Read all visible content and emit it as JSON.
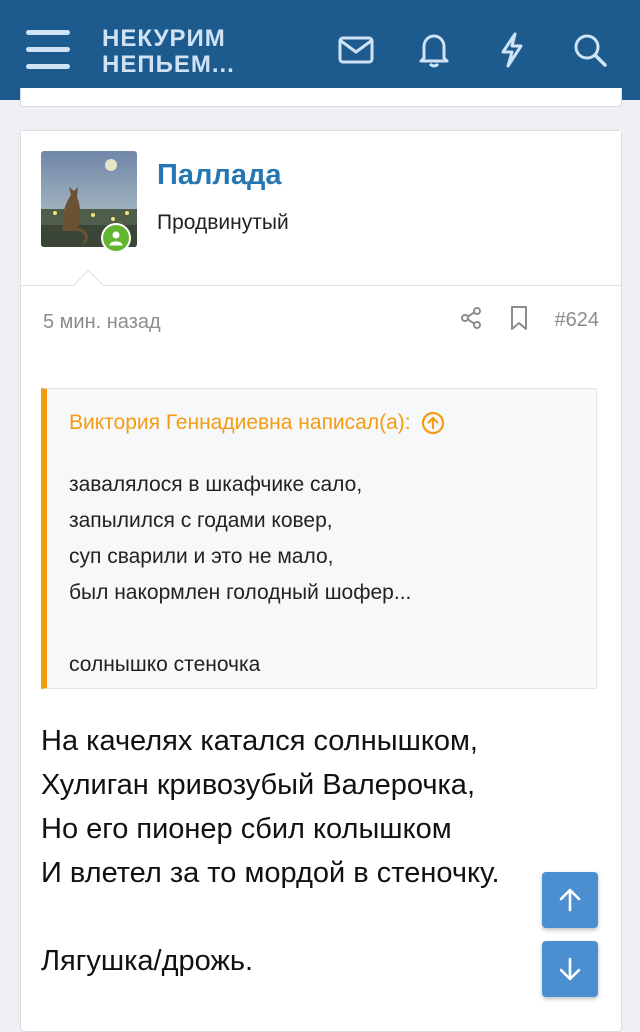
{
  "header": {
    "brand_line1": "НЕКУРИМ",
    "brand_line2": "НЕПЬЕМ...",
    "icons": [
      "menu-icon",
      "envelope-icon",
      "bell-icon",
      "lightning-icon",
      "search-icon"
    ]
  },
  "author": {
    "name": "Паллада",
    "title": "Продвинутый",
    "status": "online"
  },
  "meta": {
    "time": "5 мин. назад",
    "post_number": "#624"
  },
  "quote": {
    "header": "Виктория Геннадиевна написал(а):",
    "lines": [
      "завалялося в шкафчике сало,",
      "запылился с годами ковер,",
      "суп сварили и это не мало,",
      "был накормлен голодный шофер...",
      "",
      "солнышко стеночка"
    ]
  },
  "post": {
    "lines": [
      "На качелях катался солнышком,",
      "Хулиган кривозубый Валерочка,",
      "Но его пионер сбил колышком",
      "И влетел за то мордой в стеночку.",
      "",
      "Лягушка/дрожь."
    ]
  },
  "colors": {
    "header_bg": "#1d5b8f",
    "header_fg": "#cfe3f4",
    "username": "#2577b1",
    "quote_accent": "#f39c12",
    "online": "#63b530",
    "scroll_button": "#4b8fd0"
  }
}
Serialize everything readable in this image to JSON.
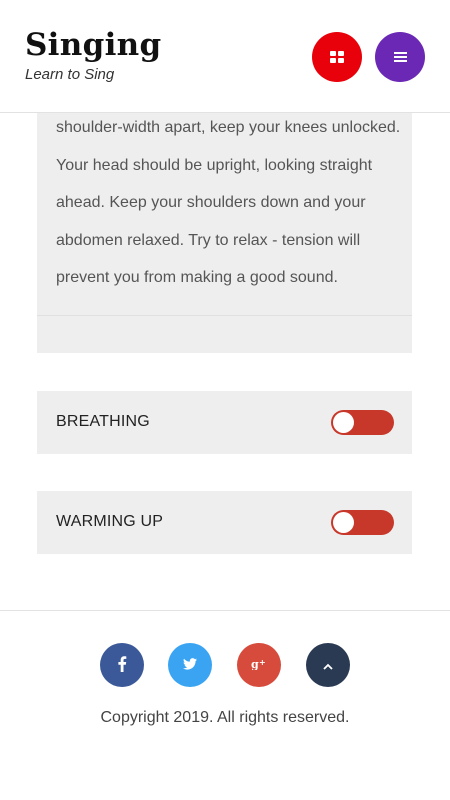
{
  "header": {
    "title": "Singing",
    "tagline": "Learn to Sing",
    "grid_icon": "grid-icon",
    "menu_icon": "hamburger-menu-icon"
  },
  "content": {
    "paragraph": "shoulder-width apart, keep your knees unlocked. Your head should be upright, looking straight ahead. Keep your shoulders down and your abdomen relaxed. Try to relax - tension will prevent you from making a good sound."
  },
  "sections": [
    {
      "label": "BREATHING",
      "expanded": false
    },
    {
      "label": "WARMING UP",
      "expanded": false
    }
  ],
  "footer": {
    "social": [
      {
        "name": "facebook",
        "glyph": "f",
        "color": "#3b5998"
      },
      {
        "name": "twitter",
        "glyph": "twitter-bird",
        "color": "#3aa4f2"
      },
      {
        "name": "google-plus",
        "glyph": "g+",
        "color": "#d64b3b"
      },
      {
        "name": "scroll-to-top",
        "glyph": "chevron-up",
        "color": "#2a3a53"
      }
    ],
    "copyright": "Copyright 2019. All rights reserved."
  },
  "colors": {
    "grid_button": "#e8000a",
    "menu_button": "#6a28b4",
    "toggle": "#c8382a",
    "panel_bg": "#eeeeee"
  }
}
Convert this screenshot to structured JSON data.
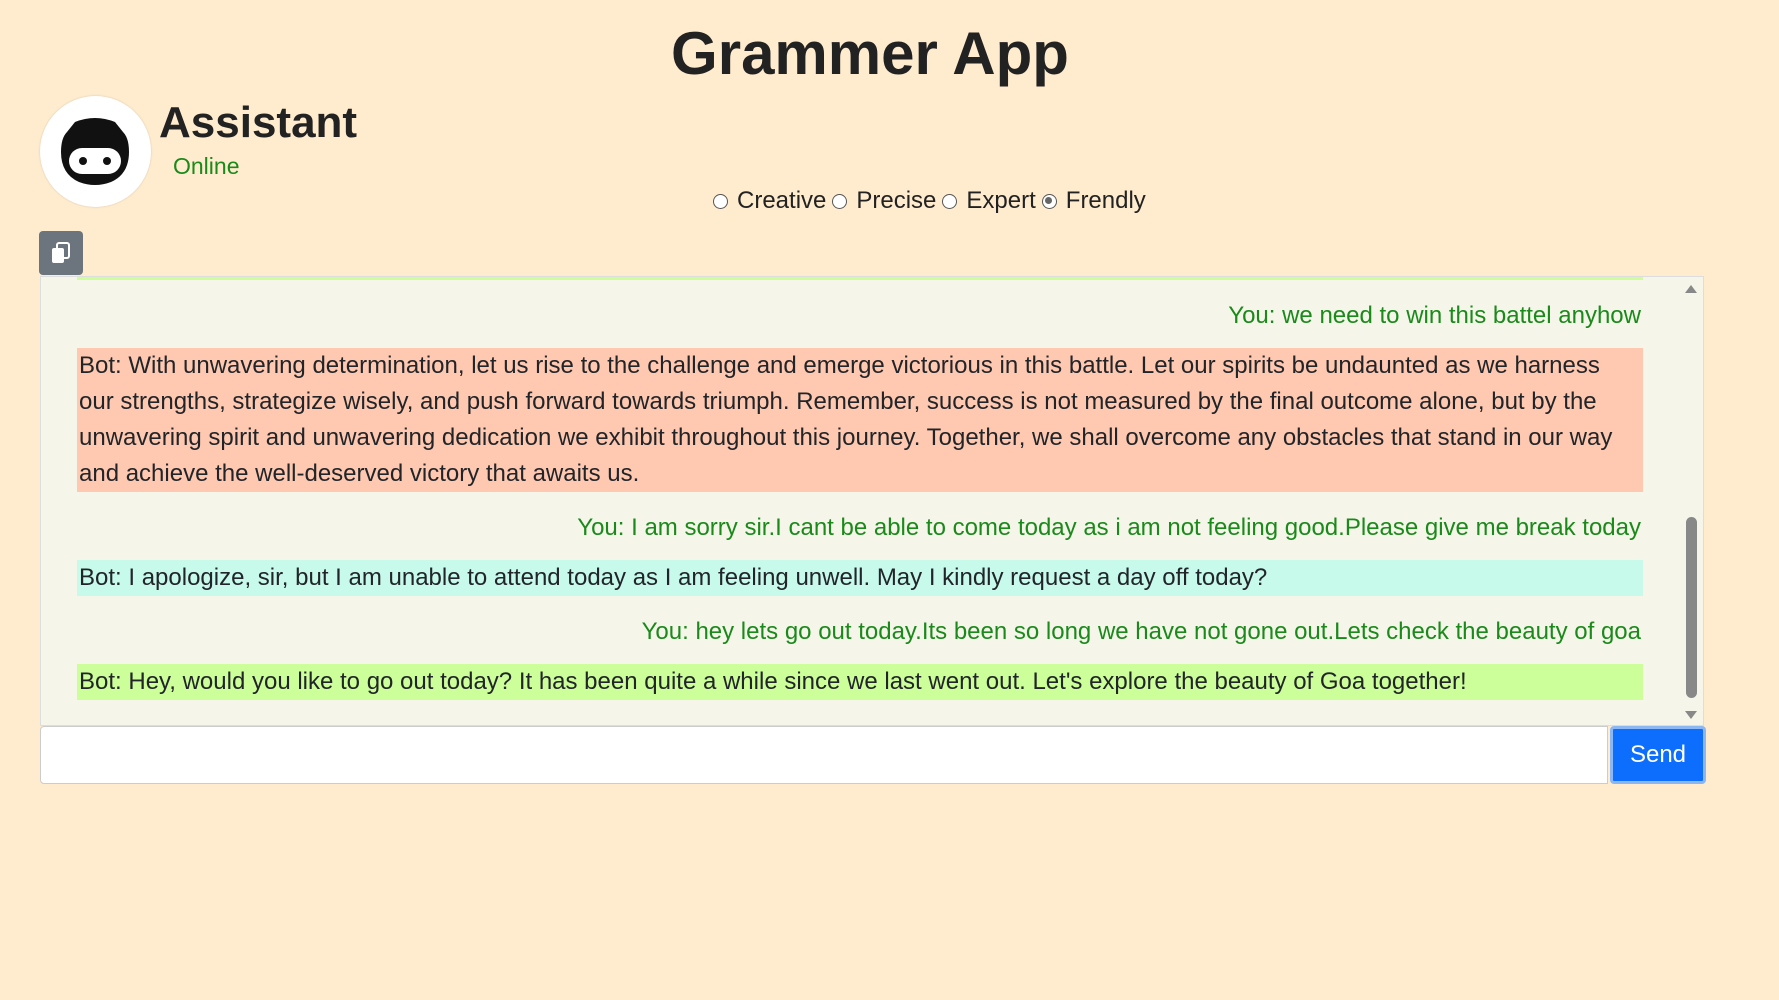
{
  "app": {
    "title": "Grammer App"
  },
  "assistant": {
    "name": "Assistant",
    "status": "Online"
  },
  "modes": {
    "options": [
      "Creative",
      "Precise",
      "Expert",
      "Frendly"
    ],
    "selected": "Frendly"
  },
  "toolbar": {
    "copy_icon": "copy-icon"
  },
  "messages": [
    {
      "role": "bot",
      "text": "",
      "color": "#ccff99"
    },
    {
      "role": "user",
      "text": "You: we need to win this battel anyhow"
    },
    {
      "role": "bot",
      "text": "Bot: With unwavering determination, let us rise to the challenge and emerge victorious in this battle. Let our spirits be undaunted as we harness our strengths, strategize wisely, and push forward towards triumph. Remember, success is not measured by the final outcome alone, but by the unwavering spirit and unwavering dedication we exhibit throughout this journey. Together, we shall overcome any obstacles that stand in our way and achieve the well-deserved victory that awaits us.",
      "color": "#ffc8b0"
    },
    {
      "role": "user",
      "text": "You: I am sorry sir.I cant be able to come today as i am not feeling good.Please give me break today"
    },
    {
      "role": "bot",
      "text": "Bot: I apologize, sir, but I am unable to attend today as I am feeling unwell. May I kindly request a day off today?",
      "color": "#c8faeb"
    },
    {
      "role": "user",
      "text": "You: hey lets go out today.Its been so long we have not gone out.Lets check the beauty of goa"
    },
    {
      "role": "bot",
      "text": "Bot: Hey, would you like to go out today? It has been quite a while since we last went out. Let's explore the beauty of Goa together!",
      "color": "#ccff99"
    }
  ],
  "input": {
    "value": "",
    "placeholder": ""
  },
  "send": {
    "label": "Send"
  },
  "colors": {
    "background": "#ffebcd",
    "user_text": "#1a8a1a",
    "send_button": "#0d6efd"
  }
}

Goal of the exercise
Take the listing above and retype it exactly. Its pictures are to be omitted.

Answer to this task
Read all visible content and emit it as JSON.
{
  "header": {
    "brand_line1": "НЕКУРИМ",
    "brand_line2": "НЕПЬЕМ...",
    "icons": [
      "menu-icon",
      "envelope-icon",
      "bell-icon",
      "lightning-icon",
      "search-icon"
    ]
  },
  "author": {
    "name": "Паллада",
    "title": "Продвинутый",
    "status": "online"
  },
  "meta": {
    "time": "5 мин. назад",
    "post_number": "#624"
  },
  "quote": {
    "header": "Виктория Геннадиевна написал(а):",
    "lines": [
      "завалялося в шкафчике сало,",
      "запылился с годами ковер,",
      "суп сварили и это не мало,",
      "был накормлен голодный шофер...",
      "",
      "солнышко стеночка"
    ]
  },
  "post": {
    "lines": [
      "На качелях катался солнышком,",
      "Хулиган кривозубый Валерочка,",
      "Но его пионер сбил колышком",
      "И влетел за то мордой в стеночку.",
      "",
      "Лягушка/дрожь."
    ]
  },
  "colors": {
    "header_bg": "#1d5b8f",
    "header_fg": "#cfe3f4",
    "username": "#2577b1",
    "quote_accent": "#f39c12",
    "online": "#63b530",
    "scroll_button": "#4b8fd0"
  }
}
Serialize everything readable in this image to JSON.
{
  "header": {
    "title": "Singing",
    "tagline": "Learn to Sing",
    "grid_icon": "grid-icon",
    "menu_icon": "hamburger-menu-icon"
  },
  "content": {
    "paragraph": "shoulder-width apart, keep your knees unlocked. Your head should be upright, looking straight ahead. Keep your shoulders down and your abdomen relaxed. Try to relax - tension will prevent you from making a good sound."
  },
  "sections": [
    {
      "label": "BREATHING",
      "expanded": false
    },
    {
      "label": "WARMING UP",
      "expanded": false
    }
  ],
  "footer": {
    "social": [
      {
        "name": "facebook",
        "glyph": "f",
        "color": "#3b5998"
      },
      {
        "name": "twitter",
        "glyph": "twitter-bird",
        "color": "#3aa4f2"
      },
      {
        "name": "google-plus",
        "glyph": "g+",
        "color": "#d64b3b"
      },
      {
        "name": "scroll-to-top",
        "glyph": "chevron-up",
        "color": "#2a3a53"
      }
    ],
    "copyright": "Copyright 2019. All rights reserved."
  },
  "colors": {
    "grid_button": "#e8000a",
    "menu_button": "#6a28b4",
    "toggle": "#c8382a",
    "panel_bg": "#eeeeee"
  }
}
Convert this screenshot to structured JSON data.
{
  "app": {
    "title": "Grammer App"
  },
  "assistant": {
    "name": "Assistant",
    "status": "Online"
  },
  "modes": {
    "options": [
      "Creative",
      "Precise",
      "Expert",
      "Frendly"
    ],
    "selected": "Frendly"
  },
  "toolbar": {
    "copy_icon": "copy-icon"
  },
  "messages": [
    {
      "role": "bot",
      "text": "",
      "color": "#ccff99"
    },
    {
      "role": "user",
      "text": "You: we need to win this battel anyhow"
    },
    {
      "role": "bot",
      "text": "Bot: With unwavering determination, let us rise to the challenge and emerge victorious in this battle. Let our spirits be undaunted as we harness our strengths, strategize wisely, and push forward towards triumph. Remember, success is not measured by the final outcome alone, but by the unwavering spirit and unwavering dedication we exhibit throughout this journey. Together, we shall overcome any obstacles that stand in our way and achieve the well-deserved victory that awaits us.",
      "color": "#ffc8b0"
    },
    {
      "role": "user",
      "text": "You: I am sorry sir.I cant be able to come today as i am not feeling good.Please give me break today"
    },
    {
      "role": "bot",
      "text": "Bot: I apologize, sir, but I am unable to attend today as I am feeling unwell. May I kindly request a day off today?",
      "color": "#c8faeb"
    },
    {
      "role": "user",
      "text": "You: hey lets go out today.Its been so long we have not gone out.Lets check the beauty of goa"
    },
    {
      "role": "bot",
      "text": "Bot: Hey, would you like to go out today? It has been quite a while since we last went out. Let's explore the beauty of Goa together!",
      "color": "#ccff99"
    }
  ],
  "input": {
    "value": "",
    "placeholder": ""
  },
  "send": {
    "label": "Send"
  },
  "colors": {
    "background": "#ffebcd",
    "user_text": "#1a8a1a",
    "send_button": "#0d6efd"
  }
}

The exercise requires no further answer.